There is little likelihood of rain, but fog and dew are common, especially during spring and fall. Sandstorms are also possible.

There is not much to do in the desert after you've seen the sights, but sleeping on the soft sand with the moon and stars forming a celestial canopy as the embers of the evening fire gently fade can be a memorable experience for a tourist who wants something more than pool-side hotel luxuries.

To fully appreciate the constellations, plan your trip on a moonless night by checking the lunar calendar. Otherwise, a wake-up call is necessary a few hours before sunrise when the moon has set.

Those who prefer the full moon will find the desert brings out its intense light and magic in an unrivaled way.

After a desert trek, Farafra makes a welcome watering hole with its 100 springs and wells.

Situated on the southwestern desert highway six to seven hours by bus from Cairo, it has an oasis of some 250 acres — the soul and provider for the sun-scorched town of some 5,000 inhabitants.

Wandering among the lush groves interlaced by streams and gushing rivulets seems mirage-like after the hot, arid sands. Tiny, juicy apricots, figs, olives, dates, guavas and mulberries are among its many fruits. Farmers also grow vegetables and other produce on land made arable by the oasis water supply and underground streams.

Much of the oasis is divided by mud walls with wooden doorways, dating back to the Roman era. Farafra, which has sustained many desert attacks, provided a stepping stone to the Nile Valley for neighboring Libyans, who captured it in the 13th century BC. Early signs of Christian housing and Coptic inscriptions also have been found in the town, which 200 years ago had only some 200 inhabitants.

The old fortress, dating back hundreds of years, is almost completely destroyed, although a few of its walls are used for surrounding houses.

A mosque commands the town's central square, from where six dusty streets lead into the maze of mostly low, mud-brick houses. The main street has several cafes, small restaurants, food stores, a bakery, pharmacy, photographers and haberdashery. There is also a post office and barber shop.
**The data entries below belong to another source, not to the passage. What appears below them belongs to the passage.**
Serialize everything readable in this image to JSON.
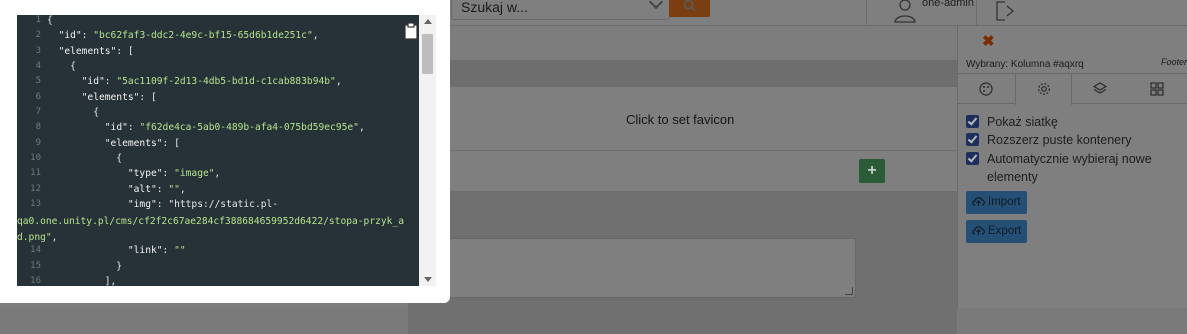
{
  "topbar": {
    "search_text": "Szukaj w...",
    "user_name": "one-admin"
  },
  "canvas": {
    "favicon_text": "Click to set favicon",
    "add_symbol": "+"
  },
  "panel": {
    "close_symbol": "✖",
    "selected_text": "Wybrany: Kolumna #aqxrq",
    "footer_tag": "Footer",
    "tabs": [
      {
        "icon": "palette-icon",
        "active": false
      },
      {
        "icon": "gear-icon",
        "active": true
      },
      {
        "icon": "layers-icon",
        "active": false
      },
      {
        "icon": "grid-icon",
        "active": false
      }
    ],
    "checkboxes": [
      {
        "label": "Pokaż siatkę",
        "checked": true
      },
      {
        "label": "Rozszerz puste kontenery",
        "checked": true
      },
      {
        "label": "Automatycznie wybieraj nowe elementy",
        "checked": true
      }
    ],
    "import_label": "Import",
    "export_label": "Export"
  },
  "modal": {
    "code_lines": [
      {
        "n": "1",
        "t": "{"
      },
      {
        "n": "2",
        "t": "  \"id\": \"bc62faf3-ddc2-4e9c-bf15-65d6b1de251c\","
      },
      {
        "n": "3",
        "t": "  \"elements\": ["
      },
      {
        "n": "4",
        "t": "    {"
      },
      {
        "n": "5",
        "t": "      \"id\": \"5ac1109f-2d13-4db5-bd1d-c1cab883b94b\","
      },
      {
        "n": "6",
        "t": "      \"elements\": ["
      },
      {
        "n": "7",
        "t": "        {"
      },
      {
        "n": "8",
        "t": "          \"id\": \"f62de4ca-5ab0-489b-afa4-075bd59ec95e\","
      },
      {
        "n": "9",
        "t": "          \"elements\": ["
      },
      {
        "n": "10",
        "t": "            {"
      },
      {
        "n": "11",
        "t": "              \"type\": \"image\","
      },
      {
        "n": "12",
        "t": "              \"alt\": \"\","
      },
      {
        "n": "13",
        "t": "              \"img\": \"https://static.pl-",
        "wrap": "qa0.one.unity.pl/cms/cf2f2c67ae284cf388684659952d6422/stopa-przyk_ad.png\","
      },
      {
        "n": "14",
        "t": "              \"link\": \"\""
      },
      {
        "n": "15",
        "t": "            }"
      },
      {
        "n": "16",
        "t": "          ],"
      }
    ]
  }
}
On the northeastern entrance to the town, the Badawiya Hotel offers rooms in a domed single-story building in local architectural style among flowering bougainvillea, banana and lemon trees and rose bushes. An outside diwan, a covered enclosure with colorful blankets and cushions for lounging, is a perfect place for a noon siesta. Early mornings and late afternoons are the times to venture out here.

Farafra has few tourist sites, but its simple, serene atmosphere and extremely friendly people are enticing.

Its cultural center point is the art museum built and run by a local, self-taught Bedouin artist who uses one name, Badr, who has exhibited paintings, etchings and other works in Europe.

Urns of different-colored sands dominate the courtyard of the two-story mud building where he works and exhibits. Despite offers from abroad, he says he won't leave the desert.

"Farafra gives me everything; nature, the sand, the stone, the architecture and the people," Badr, 44, said. "The oasis and the desert allow me to be myself and to dream my dreams. I need nothing more."